» WORK TO COMPLETE
Return, from the lines below, each one that includes the word "with".

» SOURCE RECORDS
BEGIN
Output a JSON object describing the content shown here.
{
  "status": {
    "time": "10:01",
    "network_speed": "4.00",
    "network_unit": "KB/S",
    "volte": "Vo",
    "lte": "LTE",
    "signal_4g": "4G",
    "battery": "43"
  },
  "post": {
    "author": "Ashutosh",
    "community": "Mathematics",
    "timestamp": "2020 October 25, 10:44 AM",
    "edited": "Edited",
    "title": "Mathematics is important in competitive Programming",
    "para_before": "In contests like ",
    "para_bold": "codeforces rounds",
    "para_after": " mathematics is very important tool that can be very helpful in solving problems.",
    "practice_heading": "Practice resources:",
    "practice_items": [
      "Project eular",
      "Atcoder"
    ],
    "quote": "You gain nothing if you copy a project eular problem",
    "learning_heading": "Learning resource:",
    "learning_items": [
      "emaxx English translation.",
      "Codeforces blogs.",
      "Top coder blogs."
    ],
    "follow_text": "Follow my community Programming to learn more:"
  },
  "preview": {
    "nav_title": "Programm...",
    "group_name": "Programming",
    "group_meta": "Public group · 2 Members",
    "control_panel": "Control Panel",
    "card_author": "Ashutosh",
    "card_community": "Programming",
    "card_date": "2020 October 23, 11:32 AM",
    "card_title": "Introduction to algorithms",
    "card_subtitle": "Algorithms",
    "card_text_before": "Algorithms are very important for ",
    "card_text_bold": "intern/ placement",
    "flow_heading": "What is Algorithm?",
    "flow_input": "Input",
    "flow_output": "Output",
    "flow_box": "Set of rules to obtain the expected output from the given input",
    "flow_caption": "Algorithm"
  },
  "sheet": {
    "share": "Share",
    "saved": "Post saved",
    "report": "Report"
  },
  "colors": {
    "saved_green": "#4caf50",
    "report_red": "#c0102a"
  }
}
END
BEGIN
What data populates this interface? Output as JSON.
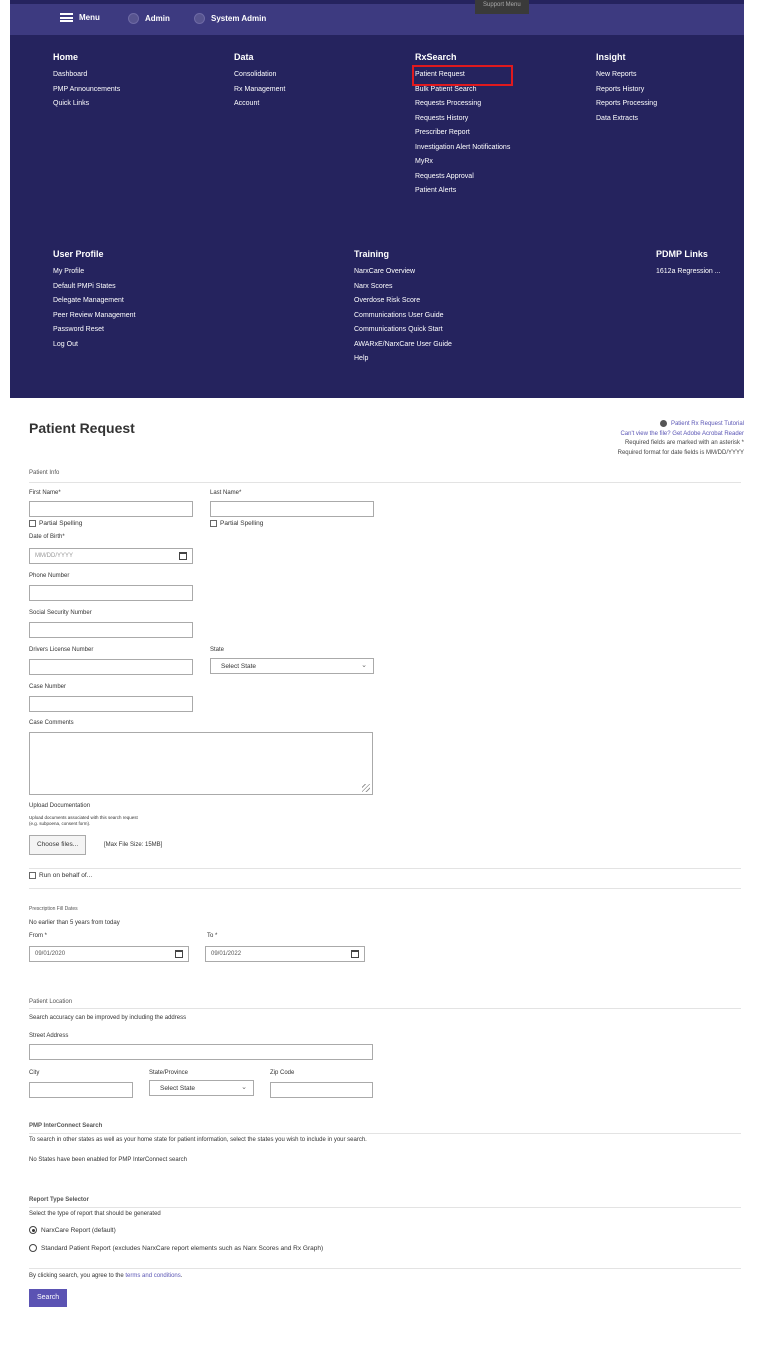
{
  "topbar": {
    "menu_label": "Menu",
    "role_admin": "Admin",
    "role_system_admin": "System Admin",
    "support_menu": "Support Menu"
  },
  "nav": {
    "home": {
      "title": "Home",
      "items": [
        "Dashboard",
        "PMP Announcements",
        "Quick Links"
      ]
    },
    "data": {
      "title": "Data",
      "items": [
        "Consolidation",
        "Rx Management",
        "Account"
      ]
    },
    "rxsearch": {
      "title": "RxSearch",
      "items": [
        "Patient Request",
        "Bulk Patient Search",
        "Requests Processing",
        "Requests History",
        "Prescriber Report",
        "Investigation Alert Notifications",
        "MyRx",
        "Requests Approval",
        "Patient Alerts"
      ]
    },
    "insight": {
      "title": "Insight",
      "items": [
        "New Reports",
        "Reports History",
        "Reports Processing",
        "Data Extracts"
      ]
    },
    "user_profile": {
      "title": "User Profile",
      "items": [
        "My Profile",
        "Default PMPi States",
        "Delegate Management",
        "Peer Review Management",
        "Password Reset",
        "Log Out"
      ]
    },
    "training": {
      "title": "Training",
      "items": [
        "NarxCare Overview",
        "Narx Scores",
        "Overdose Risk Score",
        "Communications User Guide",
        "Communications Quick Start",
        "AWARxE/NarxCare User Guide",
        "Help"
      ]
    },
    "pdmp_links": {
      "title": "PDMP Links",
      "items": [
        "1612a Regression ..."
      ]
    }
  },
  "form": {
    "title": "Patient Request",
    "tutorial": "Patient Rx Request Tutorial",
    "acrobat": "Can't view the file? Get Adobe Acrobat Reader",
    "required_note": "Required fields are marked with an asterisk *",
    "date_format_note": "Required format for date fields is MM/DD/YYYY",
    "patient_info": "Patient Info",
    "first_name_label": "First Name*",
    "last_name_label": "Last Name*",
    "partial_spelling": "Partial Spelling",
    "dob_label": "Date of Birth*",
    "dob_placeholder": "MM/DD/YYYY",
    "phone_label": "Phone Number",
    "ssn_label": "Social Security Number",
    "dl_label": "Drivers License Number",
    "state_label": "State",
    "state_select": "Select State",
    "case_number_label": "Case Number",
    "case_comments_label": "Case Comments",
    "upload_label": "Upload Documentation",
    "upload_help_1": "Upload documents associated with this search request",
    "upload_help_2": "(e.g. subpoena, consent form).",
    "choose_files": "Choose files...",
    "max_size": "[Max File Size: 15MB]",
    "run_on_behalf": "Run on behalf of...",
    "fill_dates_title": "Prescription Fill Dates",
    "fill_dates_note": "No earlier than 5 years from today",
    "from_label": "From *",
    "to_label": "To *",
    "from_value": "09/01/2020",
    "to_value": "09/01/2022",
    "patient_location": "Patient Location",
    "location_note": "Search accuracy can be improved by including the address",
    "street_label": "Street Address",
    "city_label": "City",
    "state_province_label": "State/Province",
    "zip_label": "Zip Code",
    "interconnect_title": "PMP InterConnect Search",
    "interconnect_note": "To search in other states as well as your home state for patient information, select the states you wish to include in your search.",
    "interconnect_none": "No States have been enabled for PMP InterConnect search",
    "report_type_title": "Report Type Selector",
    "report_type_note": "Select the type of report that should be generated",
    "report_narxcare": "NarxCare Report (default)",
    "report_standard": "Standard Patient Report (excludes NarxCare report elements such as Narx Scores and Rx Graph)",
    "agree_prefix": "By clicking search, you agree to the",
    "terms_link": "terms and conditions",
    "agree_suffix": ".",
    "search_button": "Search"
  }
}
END
» RESPONSE TO THIS EXERCISE
    "required_note": "Required fields are marked with an asterisk *",
    "upload_help_1": "Upload documents associated with this search request",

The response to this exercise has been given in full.